The 9-0 decision, authored by Justice Stephen Breyer, overturned a lower court's ruling that the rejection of Camp Constitution and its director Harold Shurtleff did not violate their rights to freedom to speech under the US constitution's first amendment.
US President Joe Biden's administration backed Camp Constitution in the case.
Boston's flag-raising program was aimed at promoting diversity and tolerance among the city's different communities.
In turning down Camp Constitution, Boston had said that raising the cross flag could appear to violate another part of the first amendment that bars governmental endorsement of a particular religion.
As a result of the litigation, Boston last October halted the program to ensure that the city cannot be compelled to "publicise messages antithetical to its own".

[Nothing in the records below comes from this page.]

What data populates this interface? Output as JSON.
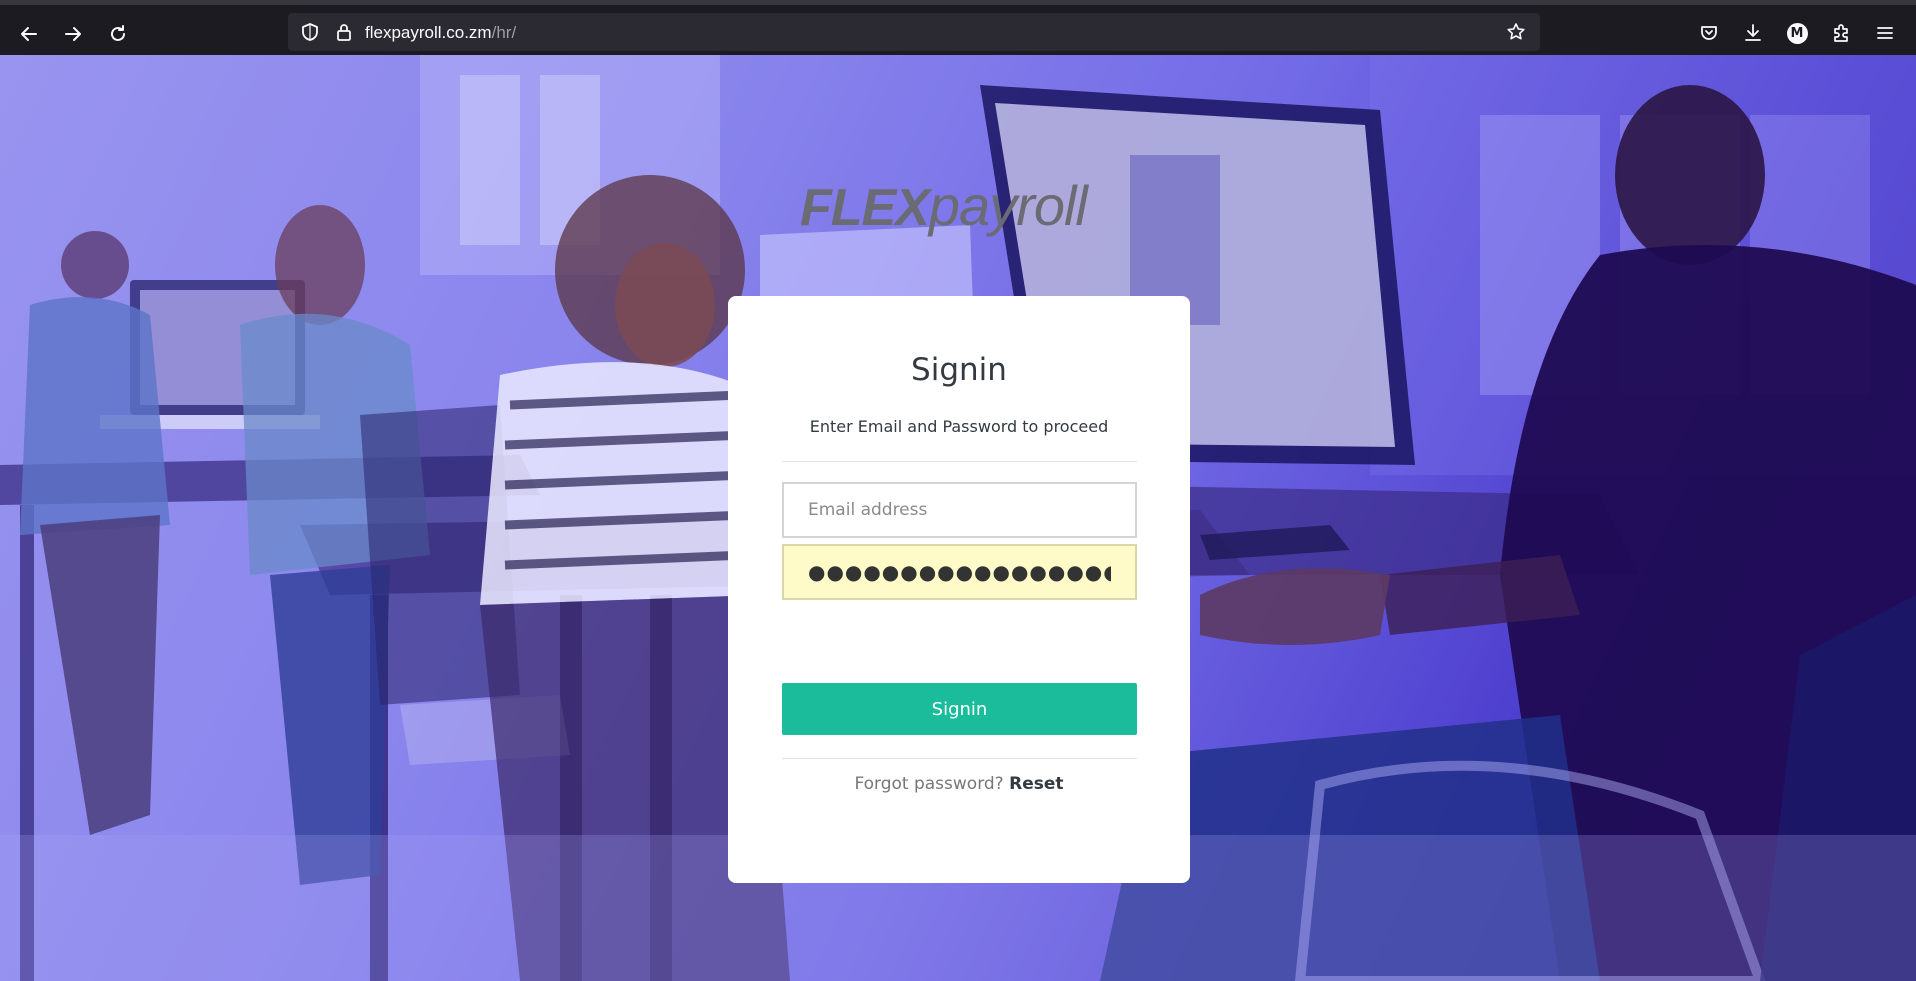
{
  "browser": {
    "url_host": "flexpayroll.co.zm",
    "url_path": "/hr/",
    "avatar_letter": "M",
    "icons": [
      "back-arrow-icon",
      "forward-arrow-icon",
      "reload-icon",
      "shield-icon",
      "lock-icon",
      "bookmark-star-icon",
      "pocket-icon",
      "download-icon",
      "account-avatar",
      "extensions-icon",
      "hamburger-menu-icon"
    ]
  },
  "logo": {
    "part1": "FLEX",
    "part2": "payroll"
  },
  "signin": {
    "title": "Signin",
    "subtitle": "Enter Email and Password to proceed",
    "email_placeholder": "Email address",
    "email_value": "",
    "password_value": "●●●●●●●●●●●●●●●●●",
    "button_label": "Signin",
    "forgot_text": "Forgot password?",
    "reset_label": "Reset"
  },
  "colors": {
    "accent": "#1abc9c",
    "overlay": "#4f3fd8",
    "autofill": "#fffbc8",
    "browser_bg": "#1c1b22",
    "urlbar_bg": "#2b2a33"
  }
}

Boston has said that requiring it to open the flagpole to "all comers" could force it to raise flags promoting division or intolerance, such as a swastika or a terrorist group.
The Supreme Court, which has a 6-3 conservative majority, has taken an expansive view of religious rights and has been increasingly receptive to arguments that governments are acting with hostility toward religion.
At issue was whether the flagpole became a public forum meriting free speech protections under the first amendment to bar discrimination based on viewpoint, as the plaintiffs claimed, or whether it represented merely a conduit for government speech not warranting such protection, as Boston claimed.
Breyer, who is retiring at the end of the court's current term, wrote that Boston's "lack of meaningful involvement in the selection of flags or the crafting of their messages leads us to classify the flag raisings as private, not government, speech".
Denying Camp Constitution's request "discriminated based on religious viewpoint" and violated the first amendment's free speech protections, Breyer added.
In a concurring opinion, conservative Justices Samuel Alito, Clarence Thomas and Neil Gorsuch agreed with the outcome of the case but not Breyer's reasoning, which they suggested may not always ferret out when a government is "surreptitiously engaged" in censorship of private speech.
The dispute arose over Boston's practise of allowing private groups to hold flag-raising events using one of three flagpoles on the plaza in front of City Hall.
From 2005 to 2017, Boston approved all 284 applications it received before rebuffing Camp Constitution.
The vast majority of flags were those of foreign countries but also included one commemorating LGBT Pride in Boston.